History Resources for Schools
This is a fun and online way for students (and teachers) to learn different topics of history (local, nation, and world). It is an online learning center that is periodically updated with new information and new sections of learning. Check it out at documents.historymuseumsb.org or click the button below:
The History Museum & the Studebaker National Museum offer tours specially designed for school groups. Your field trip can include visits to the Oliver Mansion and Worker’s Home, Kidsfirst Children’s Museum, Voyages Gallery, and all exhibits in both museums. Pre-visit curriculum material and student activity sheets are available for viewing and printing by scrolling further down this page. Reservations are required and can be made by contacting our Tour Coordinator at (574) 235-9664, ext. 241 or
The History Museum can also provide education in schools by visiting your classroom with audio/visuals materials. In addition, special programs designed just for schools are scheduled at various times throughout the academic year. The History Museum’s Education Department has developed a list of Indiana Academic Standards met through museum visits and school programs. School groups visit The History Museum regularly to experience history in a unique and interactive way. We offer learning for all age groups are welcome to tour the museum’s exhibits on their own, as long as teachers and chaperones accompany the students. For 3rd grade and younger, we require 1 chaperone/adult for every 5 students and there is no charge for these chaperones/adults. For 4th grade and older, we require 1 chaperone/adult for every 10 students. There is no admission charge for these chaperones/adults. Additional chaperones/adults will be charged $4.00 per person.
We now have online presentations/programs that may be of interest to you and your students. Click the button below to see what we have to offer:
The History Museum's School Programs
Cabin Days School Program
Canceled for fall 2021
During Cabin Days, volunteers dressed as pioneers demonstrate trades and recreation common in the 1830s. Lively interaction often occurs as students, eager to learn about life “back then,” ask questions of the “pioneers” they visit. A blacksmith forges tools that were used in pioneer days and a woodsman shows how logs were cut. Students sit in rows as the “school marm” teaches lessons and a “doctor” speaks of the uses of leeches in treating fevers and other maladies. Students can walk through the Navarre Cabin to see the interior of the home built by Pierre Navarre, the first European to settle permanently in the area.
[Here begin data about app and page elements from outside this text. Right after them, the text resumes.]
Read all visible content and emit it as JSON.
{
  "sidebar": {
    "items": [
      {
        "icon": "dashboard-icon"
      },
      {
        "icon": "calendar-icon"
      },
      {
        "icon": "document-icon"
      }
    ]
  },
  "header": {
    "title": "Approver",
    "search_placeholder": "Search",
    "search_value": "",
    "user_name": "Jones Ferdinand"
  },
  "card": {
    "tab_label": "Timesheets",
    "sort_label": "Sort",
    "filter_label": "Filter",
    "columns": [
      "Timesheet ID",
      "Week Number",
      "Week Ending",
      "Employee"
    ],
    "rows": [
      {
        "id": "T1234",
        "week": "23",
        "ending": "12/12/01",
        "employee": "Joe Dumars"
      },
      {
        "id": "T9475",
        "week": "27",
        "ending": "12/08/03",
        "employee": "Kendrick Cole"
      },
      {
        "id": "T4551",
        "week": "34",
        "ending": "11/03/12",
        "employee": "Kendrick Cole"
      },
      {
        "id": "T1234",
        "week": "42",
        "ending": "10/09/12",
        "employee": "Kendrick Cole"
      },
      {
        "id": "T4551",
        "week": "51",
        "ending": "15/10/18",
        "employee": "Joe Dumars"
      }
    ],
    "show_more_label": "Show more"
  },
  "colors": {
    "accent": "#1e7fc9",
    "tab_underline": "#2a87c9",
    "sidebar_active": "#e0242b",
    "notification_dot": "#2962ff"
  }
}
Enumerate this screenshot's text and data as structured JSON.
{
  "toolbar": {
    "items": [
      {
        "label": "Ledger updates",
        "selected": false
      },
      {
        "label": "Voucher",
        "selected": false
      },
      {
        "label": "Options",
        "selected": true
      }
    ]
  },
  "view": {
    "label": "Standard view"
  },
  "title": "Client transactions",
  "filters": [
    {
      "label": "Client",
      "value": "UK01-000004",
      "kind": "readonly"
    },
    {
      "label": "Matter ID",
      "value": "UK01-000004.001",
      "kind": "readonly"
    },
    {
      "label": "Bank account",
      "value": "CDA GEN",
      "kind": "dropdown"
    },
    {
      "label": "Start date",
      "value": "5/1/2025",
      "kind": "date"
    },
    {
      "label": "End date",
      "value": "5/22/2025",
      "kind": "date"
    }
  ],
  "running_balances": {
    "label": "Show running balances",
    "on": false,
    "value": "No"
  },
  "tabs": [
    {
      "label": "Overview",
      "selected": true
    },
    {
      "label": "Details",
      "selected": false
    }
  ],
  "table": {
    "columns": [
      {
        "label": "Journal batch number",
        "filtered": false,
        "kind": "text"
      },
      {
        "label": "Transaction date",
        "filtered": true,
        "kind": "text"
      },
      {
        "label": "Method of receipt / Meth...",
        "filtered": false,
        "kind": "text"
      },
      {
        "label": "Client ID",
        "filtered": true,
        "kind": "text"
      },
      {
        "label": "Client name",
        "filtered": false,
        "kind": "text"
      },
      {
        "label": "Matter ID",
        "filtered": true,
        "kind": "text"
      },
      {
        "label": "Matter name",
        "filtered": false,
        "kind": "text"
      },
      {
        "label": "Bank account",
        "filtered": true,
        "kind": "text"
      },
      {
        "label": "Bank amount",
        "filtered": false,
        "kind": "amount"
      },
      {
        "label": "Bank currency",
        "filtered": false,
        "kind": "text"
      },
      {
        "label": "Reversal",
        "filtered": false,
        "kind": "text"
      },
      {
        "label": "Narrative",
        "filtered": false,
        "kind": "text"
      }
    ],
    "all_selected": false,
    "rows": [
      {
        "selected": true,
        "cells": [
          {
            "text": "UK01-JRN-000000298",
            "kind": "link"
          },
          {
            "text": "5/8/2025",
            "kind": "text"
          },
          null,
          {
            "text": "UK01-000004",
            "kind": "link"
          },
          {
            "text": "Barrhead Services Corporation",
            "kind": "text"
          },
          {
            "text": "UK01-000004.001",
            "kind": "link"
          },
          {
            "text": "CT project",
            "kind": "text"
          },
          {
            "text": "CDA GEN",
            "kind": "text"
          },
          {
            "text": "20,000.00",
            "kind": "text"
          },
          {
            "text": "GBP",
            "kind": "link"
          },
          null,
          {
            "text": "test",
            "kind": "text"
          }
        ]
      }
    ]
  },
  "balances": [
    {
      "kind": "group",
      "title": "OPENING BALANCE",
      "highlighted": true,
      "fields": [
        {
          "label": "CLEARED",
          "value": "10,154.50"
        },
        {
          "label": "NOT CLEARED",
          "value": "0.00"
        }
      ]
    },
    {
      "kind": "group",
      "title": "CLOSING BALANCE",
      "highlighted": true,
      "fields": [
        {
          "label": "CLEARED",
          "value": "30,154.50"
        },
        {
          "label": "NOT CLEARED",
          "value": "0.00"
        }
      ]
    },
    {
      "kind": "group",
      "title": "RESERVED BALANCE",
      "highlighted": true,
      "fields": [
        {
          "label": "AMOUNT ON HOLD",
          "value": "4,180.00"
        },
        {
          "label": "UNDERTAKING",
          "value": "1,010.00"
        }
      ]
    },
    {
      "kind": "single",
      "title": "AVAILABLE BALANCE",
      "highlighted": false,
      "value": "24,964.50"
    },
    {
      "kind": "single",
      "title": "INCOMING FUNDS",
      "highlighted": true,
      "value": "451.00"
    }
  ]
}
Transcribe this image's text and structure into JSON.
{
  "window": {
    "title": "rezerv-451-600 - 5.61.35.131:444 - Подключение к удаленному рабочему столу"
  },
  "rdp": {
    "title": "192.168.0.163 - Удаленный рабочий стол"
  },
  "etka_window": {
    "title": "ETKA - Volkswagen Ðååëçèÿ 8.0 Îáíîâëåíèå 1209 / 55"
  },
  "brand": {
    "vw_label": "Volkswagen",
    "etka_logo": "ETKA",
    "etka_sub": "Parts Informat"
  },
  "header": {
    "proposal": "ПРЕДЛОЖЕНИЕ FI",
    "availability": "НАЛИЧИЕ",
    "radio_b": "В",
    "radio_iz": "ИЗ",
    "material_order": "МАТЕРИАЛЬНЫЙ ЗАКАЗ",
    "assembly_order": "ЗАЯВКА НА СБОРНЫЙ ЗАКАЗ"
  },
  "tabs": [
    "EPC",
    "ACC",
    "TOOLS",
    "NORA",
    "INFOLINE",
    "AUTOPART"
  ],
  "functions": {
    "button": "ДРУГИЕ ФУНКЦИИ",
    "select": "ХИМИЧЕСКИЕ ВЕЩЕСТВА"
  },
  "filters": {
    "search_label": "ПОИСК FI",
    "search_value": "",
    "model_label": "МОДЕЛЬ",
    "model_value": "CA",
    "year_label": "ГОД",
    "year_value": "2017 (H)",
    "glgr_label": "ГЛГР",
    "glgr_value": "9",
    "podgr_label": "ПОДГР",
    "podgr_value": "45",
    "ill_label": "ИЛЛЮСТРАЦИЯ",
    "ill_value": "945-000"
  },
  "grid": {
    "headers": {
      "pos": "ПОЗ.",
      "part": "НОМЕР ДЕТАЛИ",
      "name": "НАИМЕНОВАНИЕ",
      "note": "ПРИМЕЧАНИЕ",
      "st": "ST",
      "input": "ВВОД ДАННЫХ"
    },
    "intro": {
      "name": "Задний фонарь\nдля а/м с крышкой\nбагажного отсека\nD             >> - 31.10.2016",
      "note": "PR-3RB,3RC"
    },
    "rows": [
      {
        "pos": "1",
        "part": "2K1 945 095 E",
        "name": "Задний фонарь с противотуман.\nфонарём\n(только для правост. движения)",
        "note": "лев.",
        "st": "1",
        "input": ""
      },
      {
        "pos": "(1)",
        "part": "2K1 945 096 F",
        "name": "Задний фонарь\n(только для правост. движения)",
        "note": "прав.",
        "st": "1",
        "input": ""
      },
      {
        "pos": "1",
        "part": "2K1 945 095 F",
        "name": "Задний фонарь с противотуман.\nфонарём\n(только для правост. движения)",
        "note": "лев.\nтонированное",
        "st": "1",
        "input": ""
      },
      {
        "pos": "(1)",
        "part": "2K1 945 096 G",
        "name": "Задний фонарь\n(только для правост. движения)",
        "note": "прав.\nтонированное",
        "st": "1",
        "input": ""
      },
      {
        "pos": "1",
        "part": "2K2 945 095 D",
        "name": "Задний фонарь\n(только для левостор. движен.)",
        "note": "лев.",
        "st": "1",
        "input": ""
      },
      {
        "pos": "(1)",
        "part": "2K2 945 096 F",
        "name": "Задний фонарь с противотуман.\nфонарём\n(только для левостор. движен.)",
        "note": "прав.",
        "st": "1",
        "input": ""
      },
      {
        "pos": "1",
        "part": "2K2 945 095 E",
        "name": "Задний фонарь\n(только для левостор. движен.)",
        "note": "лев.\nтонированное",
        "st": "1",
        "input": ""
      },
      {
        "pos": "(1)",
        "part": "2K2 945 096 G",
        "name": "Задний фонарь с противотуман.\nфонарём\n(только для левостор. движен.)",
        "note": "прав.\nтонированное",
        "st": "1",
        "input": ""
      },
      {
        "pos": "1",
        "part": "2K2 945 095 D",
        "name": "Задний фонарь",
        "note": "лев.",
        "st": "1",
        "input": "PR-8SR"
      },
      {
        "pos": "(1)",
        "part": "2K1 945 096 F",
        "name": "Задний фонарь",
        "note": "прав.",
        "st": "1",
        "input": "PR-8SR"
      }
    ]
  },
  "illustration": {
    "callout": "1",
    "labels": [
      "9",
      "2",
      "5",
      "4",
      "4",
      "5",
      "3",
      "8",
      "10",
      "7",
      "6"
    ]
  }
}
In 2006, the Navarre Cabin underwent an extensive renovation, which included repair and replacement of original logs and reconstruction of windows. The program is designed for grades 3 and up.
The Fur Trade School Program
Coming Spring 2022
Students gain insight into the importance of the fur trade in northern Indiana during the 17th, 18th, and 19th centuries. They examine silver crosses and animal furs to learn how European explorers bartered with Native Americans for goods. A view of axes, guns, traps, and such household items as a bone needle used in making clothing teaches the self-sufficiency of the fur traders. Following an audio/visual presentation, classes board their buses to travel to Riverview Cemetery, the site of the 1679 landing of French explorer LaSalle. From that point, students walk the portage used by LaSalle and countless numbers of Native Americans, explorers, voyageurs, and fur traders as they journeyed through this area.
The Civil War School Program
Civil War reenactors interact with students to give them insights and perspectives of Civil War soldiers’ lives. A presentation provides background information. The program is design for grades 3 and up. This program contains images of wartime violence and may not be suitable for all audiences.